Is Love Skin Deep?
By Sarah Robbins
One guy's scary body art puts his girlfriend to the test.
I met the man I love on the dance floor of a Bulgarian disco in New York
City. It was the beginning of December; he wore a knit cap, a black sweater. We
drank beer, boogied the way we thought Bulgarians might, and shared a taxi back
A couple of weeks later, on our third date, he made me dinner at his place.
By then, I was really liking what I saw: a handsome, short-haired,
glasses-wearing guy who owned his own business and attended the ballet with his

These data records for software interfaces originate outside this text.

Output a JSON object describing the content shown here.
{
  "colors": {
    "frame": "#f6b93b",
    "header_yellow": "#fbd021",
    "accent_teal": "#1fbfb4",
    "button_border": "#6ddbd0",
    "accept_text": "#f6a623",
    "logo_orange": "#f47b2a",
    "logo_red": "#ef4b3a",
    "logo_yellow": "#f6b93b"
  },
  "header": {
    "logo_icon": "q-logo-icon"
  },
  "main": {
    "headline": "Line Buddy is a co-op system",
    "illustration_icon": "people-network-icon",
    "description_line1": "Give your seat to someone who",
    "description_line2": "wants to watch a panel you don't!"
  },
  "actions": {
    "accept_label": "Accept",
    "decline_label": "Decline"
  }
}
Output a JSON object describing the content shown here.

mom. I was admiring the way he decorated his apartment with both framed photos
and living plants when suddenly his lips were on mine. Kissing him was even
more warm and wonderful than I'd imagined. Then he pulled off his sweater, and

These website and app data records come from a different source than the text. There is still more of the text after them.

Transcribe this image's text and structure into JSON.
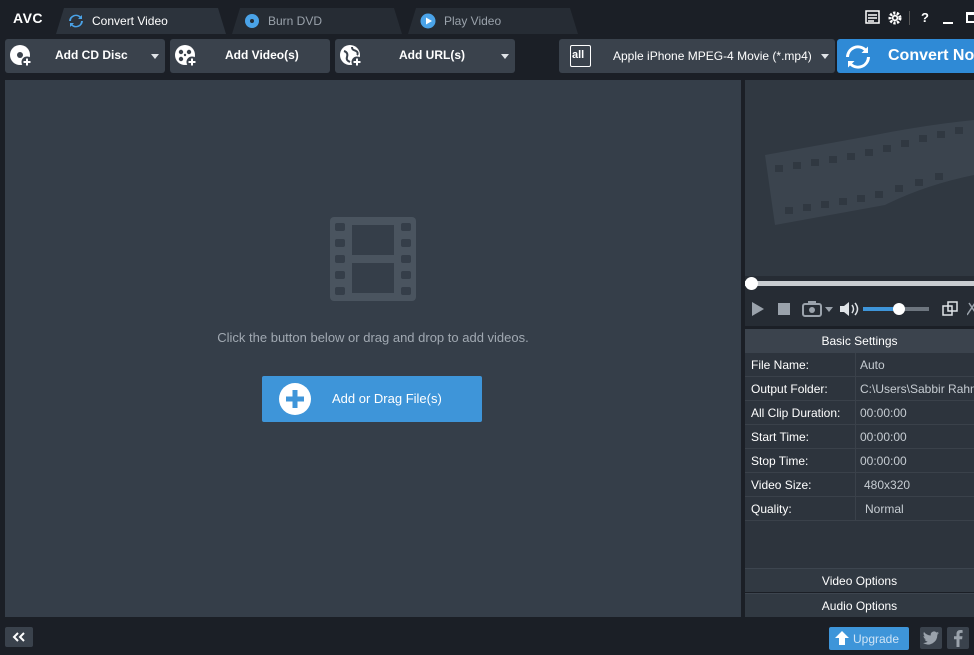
{
  "app": {
    "logo": "AVC"
  },
  "tabs": [
    {
      "label": "Convert Video",
      "active": true
    },
    {
      "label": "Burn DVD",
      "active": false
    },
    {
      "label": "Play Video",
      "active": false
    }
  ],
  "window_controls": {
    "help": "?"
  },
  "toolbar": {
    "add_cd_label": "Add CD Disc",
    "add_video_label": "Add Video(s)",
    "add_url_label": "Add URL(s)",
    "profile_label": "Apple iPhone MPEG-4 Movie (*.mp4)",
    "profile_icon_text": "all",
    "convert_label": "Convert Now"
  },
  "main": {
    "hint": "Click the button below or drag and drop to add videos.",
    "add_button_label": "Add or Drag File(s)"
  },
  "player": {
    "volume": 0.55,
    "progress": 0.0
  },
  "settings": {
    "header": "Basic Settings",
    "rows": [
      {
        "key": "File Name:",
        "value": "Auto"
      },
      {
        "key": "Output Folder:",
        "value": "C:\\Users\\Sabbir Rahm"
      },
      {
        "key": "All Clip Duration:",
        "value": "00:00:00"
      },
      {
        "key": "Start Time:",
        "value": "00:00:00"
      },
      {
        "key": "Stop Time:",
        "value": "00:00:00"
      },
      {
        "key": "Video Size:",
        "value": "480x320"
      },
      {
        "key": "Quality:",
        "value": "Normal"
      }
    ],
    "video_options": "Video Options",
    "audio_options": "Audio Options"
  },
  "bottom": {
    "upgrade_label": "Upgrade"
  },
  "colors": {
    "accent": "#3e95d9",
    "convert": "#2f8ad6",
    "panel": "#353e49",
    "background": "#1b1f26"
  }
}
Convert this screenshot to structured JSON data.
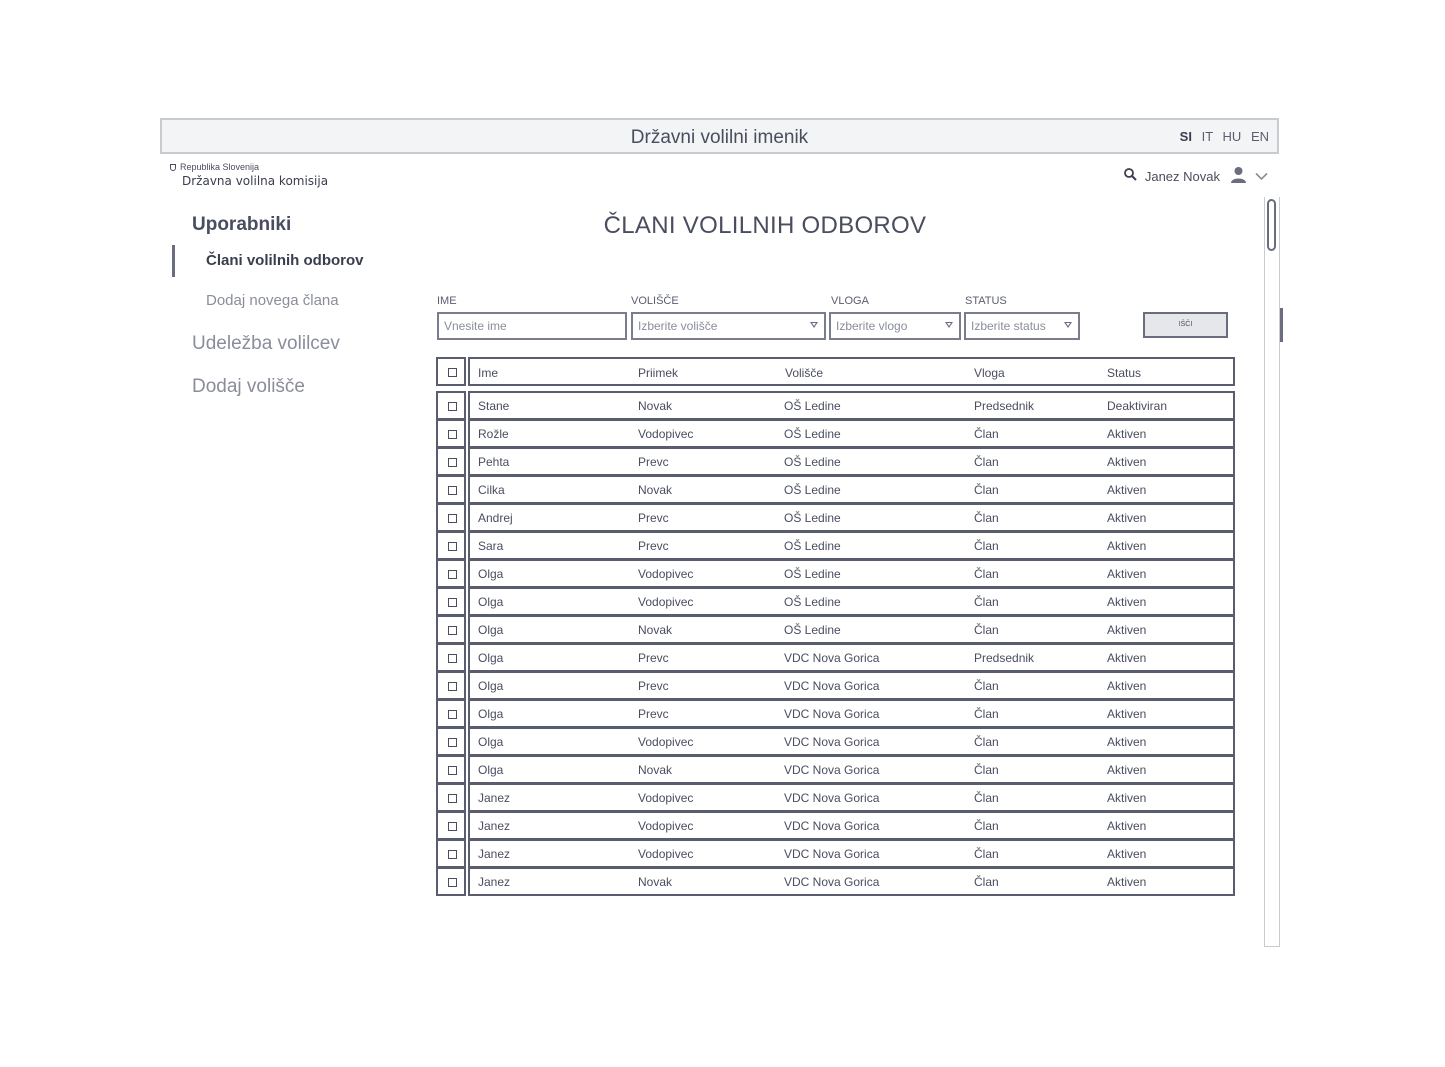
{
  "header": {
    "title": "Državni volilni imenik",
    "languages": [
      "SI",
      "IT",
      "HU",
      "EN"
    ],
    "active_language": "SI"
  },
  "logo": {
    "top": "Republika Slovenija",
    "main": "Državna volilna komisija"
  },
  "user": {
    "name": "Janez Novak",
    "icons": [
      "search-icon",
      "user-icon",
      "chevron-down-icon"
    ]
  },
  "sidebar": {
    "section_users": "Uporabniki",
    "active_item": "Člani volilnih odborov",
    "sub_item": "Dodaj novega člana",
    "section_turnout": "Udeležba volilcev",
    "section_add_station": "Dodaj volišče"
  },
  "page": {
    "title": "ČLANI VOLILNIH ODBOROV"
  },
  "filters": {
    "name_label": "IME",
    "name_placeholder": "Vnesite ime",
    "station_label": "VOLIŠČE",
    "station_value": "Izberite volišče",
    "role_label": "VLOGA",
    "role_value": "Izberite vlogo",
    "status_label": "STATUS",
    "status_value": "Izberite status",
    "search_button": "IŠČI"
  },
  "table": {
    "headers": [
      "Ime",
      "Priimek",
      "Volišče",
      "Vloga",
      "Status"
    ],
    "rows": [
      [
        "Stane",
        "Novak",
        "OŠ Ledine",
        "Predsednik",
        "Deaktiviran"
      ],
      [
        "Rožle",
        "Vodopivec",
        "OŠ Ledine",
        "Član",
        "Aktiven"
      ],
      [
        "Pehta",
        "Prevc",
        "OŠ Ledine",
        "Član",
        "Aktiven"
      ],
      [
        "Cilka",
        "Novak",
        "OŠ Ledine",
        "Član",
        "Aktiven"
      ],
      [
        "Andrej",
        "Prevc",
        "OŠ Ledine",
        "Član",
        "Aktiven"
      ],
      [
        "Sara",
        "Prevc",
        "OŠ Ledine",
        "Član",
        "Aktiven"
      ],
      [
        "Olga",
        "Vodopivec",
        "OŠ Ledine",
        "Član",
        "Aktiven"
      ],
      [
        "Olga",
        "Vodopivec",
        "OŠ Ledine",
        "Član",
        "Aktiven"
      ],
      [
        "Olga",
        "Novak",
        "OŠ Ledine",
        "Član",
        "Aktiven"
      ],
      [
        "Olga",
        "Prevc",
        "VDC Nova Gorica",
        "Predsednik",
        "Aktiven"
      ],
      [
        "Olga",
        "Prevc",
        "VDC Nova Gorica",
        "Član",
        "Aktiven"
      ],
      [
        "Olga",
        "Prevc",
        "VDC Nova Gorica",
        "Član",
        "Aktiven"
      ],
      [
        "Olga",
        "Vodopivec",
        "VDC Nova Gorica",
        "Član",
        "Aktiven"
      ],
      [
        "Olga",
        "Novak",
        "VDC Nova Gorica",
        "Član",
        "Aktiven"
      ],
      [
        "Janez",
        "Vodopivec",
        "VDC Nova Gorica",
        "Član",
        "Aktiven"
      ],
      [
        "Janez",
        "Vodopivec",
        "VDC Nova Gorica",
        "Član",
        "Aktiven"
      ],
      [
        "Janez",
        "Vodopivec",
        "VDC Nova Gorica",
        "Član",
        "Aktiven"
      ],
      [
        "Janez",
        "Novak",
        "VDC Nova Gorica",
        "Član",
        "Aktiven"
      ]
    ]
  }
}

something came between us.
Technically, it was someone: a tattoo on his upper left arm of a vibrant,
crazy, and most unmistakably skinless man. Not a skeleton, mind you; a man with
no skin — just organs, graphically rendered in sickly red, orange, and yellow
swirls. I was shocked by the aggressiveness of it. He'd seemed so ... normal.
"What is that?" I blurted.
I regretted it right away. With those three words, our makeout session came
to an abrupt end, as he pulled back, giving me the chance to sneak another look
at that thing on his arm. Yes, there was no getting around it: a man made
entirely of muscles and guts, with piercing green eyes.
"What, this?" he asked. "It's a tattoo."
Uh, yeah. It was actually the biggest, brightest, scariest piece of body art
I'd ever seen close up. "But what ... is it?" I inquired, a little more
gently this time. "What does it mean?"
He tried to explain: It had something to do with his interest in the
medieval artist Hieronymus Bosch. And there was a mention of total respect for
the tattoo artist. Oh, and, "These designs are exactly what brain synapses
I wanted to like it — to dig the anatomical accuracy and artistry — because
I liked him. But the truth is, it was a turnoff. Skeletons and synapses? No
thanks. While my mind reeled, he kept talking.
"...And I can't wait to finish it."
Turned out, he hadn't had time yet to complete his masterpiece.
When my friends heard the story, they reminded me that not only are tattoos
totally common (more than a third of 20-somethings have at least one), but ink
is, for many, a big turn-on. Bottom line, they said: A tattoo, no matter how
weird, should not be a deal-breaker. The guy had too many other great
qualities. Plus, it was still winter — there were plenty of months of sweater
weather ahead of us.